The paper FFJORD: Free-form Continuous Dynamics for Scalable Reversible Generative Models presents a continuous-time flow as a generative model which uses Hutchinson's trace estimator to give an unbiased estimate of the log-density, allowing for unrestricted network architectures at the cost of approximate Jacobian determinant computation.

They define the model by the following ODE: $$\frac{\partial \mathbf{z}(t)}{\partial t} = f(\mathbf{z}(t), t; \theta)$$ and show that the total change in log-density can be computed by integrating across time: $$\log p(\mathbf{z}(t_1)) = \log p(\mathbf{z}(t_0)) - \int_{t_0}^{t_1} \mathrm{Tr}\left(\frac{\partial f}{\partial \mathbf{z}(t)} \right) \mathop{dt}$$

On page 4, the authors argue that vector-Jacobian products $$v^T \frac{\partial f}{\partial \mathbf{z}}$$ can be computed for the same cost as evaluating $$f$$ using reverse-mode automatic differentiation. Can someone explain to me how this is true?

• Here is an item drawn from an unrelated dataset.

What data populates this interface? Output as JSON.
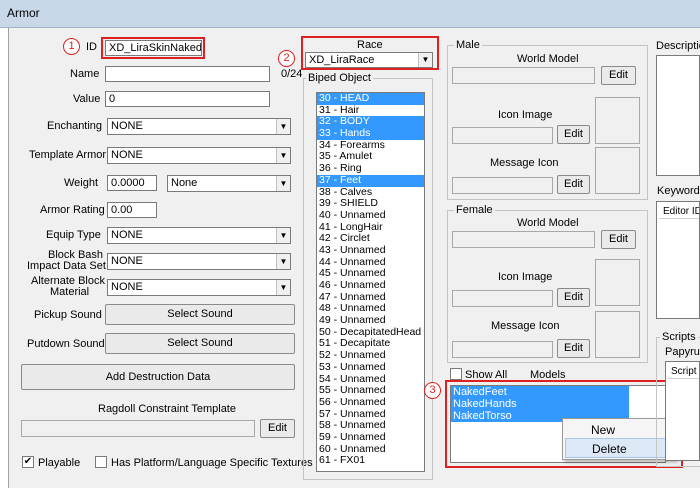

1. calculate the gradient $$\frac{\partial \hat{f}} {\partial \theta}$$ of a scalar function $$\hat{f}$$, with a time complexity equal to a constant multiple of the time to calculate $$\hat{f}$$.
2. calculate the vector jacobian product $$v^T \frac{\partial f}{\partial z}$$, for some constant vector $$v$$, and vector valued function $$f$$, with a time complexity equal to a constant multiple of the time to calculate $$f$$.
Hence the claim is just a result of 2). Notably, calculating the vector-jacobian product is not the same amount of time to calculate $$f$$, but it's bounded by a constant of 4.